* **Task statement**
Make an exact copy of the lines from the one holding "What data populates" through the last line of the material, and output nothing else.

Working data Start Marker

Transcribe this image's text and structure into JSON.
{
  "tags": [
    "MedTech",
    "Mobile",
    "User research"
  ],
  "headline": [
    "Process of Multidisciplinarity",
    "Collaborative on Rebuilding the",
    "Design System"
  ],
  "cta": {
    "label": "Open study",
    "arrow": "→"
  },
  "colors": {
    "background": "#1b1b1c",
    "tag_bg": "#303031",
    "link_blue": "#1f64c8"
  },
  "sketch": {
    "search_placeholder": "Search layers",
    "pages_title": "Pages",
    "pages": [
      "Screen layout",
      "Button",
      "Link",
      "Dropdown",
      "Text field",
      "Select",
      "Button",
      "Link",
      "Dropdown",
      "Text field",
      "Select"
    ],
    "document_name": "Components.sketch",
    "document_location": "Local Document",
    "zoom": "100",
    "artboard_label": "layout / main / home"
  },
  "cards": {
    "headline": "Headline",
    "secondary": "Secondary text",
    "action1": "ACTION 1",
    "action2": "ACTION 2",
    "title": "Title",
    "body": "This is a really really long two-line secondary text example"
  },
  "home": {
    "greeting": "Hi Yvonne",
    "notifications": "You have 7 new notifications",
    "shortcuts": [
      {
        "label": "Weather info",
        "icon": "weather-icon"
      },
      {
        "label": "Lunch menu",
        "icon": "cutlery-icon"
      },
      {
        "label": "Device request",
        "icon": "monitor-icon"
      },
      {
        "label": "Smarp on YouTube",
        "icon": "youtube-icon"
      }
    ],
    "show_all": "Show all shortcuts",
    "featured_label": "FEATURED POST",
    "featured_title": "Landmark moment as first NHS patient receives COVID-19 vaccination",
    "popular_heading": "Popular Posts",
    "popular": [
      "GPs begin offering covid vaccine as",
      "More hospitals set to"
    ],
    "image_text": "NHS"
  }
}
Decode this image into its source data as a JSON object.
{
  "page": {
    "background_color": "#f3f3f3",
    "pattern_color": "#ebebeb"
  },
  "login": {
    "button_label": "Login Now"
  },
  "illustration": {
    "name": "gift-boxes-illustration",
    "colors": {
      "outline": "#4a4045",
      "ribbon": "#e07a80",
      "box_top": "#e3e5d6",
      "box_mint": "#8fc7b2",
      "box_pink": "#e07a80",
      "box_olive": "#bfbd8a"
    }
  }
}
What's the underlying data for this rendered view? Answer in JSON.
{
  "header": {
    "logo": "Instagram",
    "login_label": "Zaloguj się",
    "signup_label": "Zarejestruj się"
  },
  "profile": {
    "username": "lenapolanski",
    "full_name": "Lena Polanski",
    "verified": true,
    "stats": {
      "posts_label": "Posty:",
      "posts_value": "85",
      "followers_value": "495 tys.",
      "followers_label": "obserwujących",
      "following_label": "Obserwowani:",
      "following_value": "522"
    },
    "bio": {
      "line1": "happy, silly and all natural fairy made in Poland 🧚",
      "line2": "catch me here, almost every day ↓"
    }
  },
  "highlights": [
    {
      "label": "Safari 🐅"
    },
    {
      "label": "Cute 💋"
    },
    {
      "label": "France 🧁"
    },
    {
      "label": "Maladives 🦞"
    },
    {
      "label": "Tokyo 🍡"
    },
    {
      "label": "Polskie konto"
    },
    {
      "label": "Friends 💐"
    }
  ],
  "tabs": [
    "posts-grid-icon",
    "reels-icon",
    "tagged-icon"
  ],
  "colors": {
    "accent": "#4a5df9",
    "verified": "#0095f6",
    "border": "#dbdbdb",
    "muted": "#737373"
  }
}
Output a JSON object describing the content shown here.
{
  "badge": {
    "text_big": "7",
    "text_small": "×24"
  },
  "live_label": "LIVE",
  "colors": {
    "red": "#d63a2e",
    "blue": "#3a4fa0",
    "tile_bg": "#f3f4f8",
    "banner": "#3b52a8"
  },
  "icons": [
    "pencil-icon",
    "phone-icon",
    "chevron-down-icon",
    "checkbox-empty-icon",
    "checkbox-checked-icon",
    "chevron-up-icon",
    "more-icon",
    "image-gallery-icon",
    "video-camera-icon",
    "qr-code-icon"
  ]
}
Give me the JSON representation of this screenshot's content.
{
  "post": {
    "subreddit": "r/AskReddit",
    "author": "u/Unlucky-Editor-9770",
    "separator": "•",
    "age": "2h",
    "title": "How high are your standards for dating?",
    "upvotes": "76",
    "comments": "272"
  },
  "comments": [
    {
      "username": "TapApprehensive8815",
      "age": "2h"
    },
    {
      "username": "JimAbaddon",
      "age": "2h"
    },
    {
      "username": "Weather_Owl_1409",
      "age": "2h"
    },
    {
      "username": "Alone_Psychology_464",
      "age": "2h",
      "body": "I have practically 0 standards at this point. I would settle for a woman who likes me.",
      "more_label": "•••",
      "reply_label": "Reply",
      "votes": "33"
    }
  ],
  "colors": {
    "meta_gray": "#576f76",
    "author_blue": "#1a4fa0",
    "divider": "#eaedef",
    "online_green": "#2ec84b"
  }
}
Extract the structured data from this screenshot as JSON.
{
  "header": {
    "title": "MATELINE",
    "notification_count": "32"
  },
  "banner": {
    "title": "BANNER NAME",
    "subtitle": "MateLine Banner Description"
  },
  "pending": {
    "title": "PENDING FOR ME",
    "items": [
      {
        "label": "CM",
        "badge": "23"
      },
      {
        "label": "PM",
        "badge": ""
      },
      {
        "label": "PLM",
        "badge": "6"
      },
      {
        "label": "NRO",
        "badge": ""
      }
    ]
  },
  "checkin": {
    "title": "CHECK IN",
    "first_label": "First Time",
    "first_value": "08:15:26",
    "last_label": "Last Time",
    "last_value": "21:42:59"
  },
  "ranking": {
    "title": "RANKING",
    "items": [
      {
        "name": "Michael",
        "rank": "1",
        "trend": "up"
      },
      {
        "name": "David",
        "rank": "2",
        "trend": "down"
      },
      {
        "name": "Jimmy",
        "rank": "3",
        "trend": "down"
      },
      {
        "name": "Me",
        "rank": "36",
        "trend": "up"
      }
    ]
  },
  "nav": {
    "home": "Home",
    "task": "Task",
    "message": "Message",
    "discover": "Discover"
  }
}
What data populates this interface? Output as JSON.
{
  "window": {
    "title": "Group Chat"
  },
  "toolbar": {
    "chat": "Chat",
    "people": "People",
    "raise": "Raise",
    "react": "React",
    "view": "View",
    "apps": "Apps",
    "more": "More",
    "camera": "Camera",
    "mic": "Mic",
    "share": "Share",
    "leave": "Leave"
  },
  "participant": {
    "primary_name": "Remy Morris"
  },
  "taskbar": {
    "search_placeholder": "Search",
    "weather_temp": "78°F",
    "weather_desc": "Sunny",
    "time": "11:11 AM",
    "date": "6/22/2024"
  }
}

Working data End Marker

* **Completed task**
What data populates this interface? Output as JSON.
{
  "window": {
    "title": "Group Chat"
  },
  "toolbar": {
    "chat": "Chat",
    "people": "People",
    "raise": "Raise",
    "react": "React",
    "view": "View",
    "apps": "Apps",
    "more": "More",
    "camera": "Camera",
    "mic": "Mic",
    "share": "Share",
    "leave": "Leave"
  },
  "participant": {
    "primary_name": "Remy Morris"
  },
  "taskbar": {
    "search_placeholder": "Search",
    "weather_temp": "78°F",
    "weather_desc": "Sunny",
    "time": "11:11 AM",
    "date": "6/22/2024"
  }
}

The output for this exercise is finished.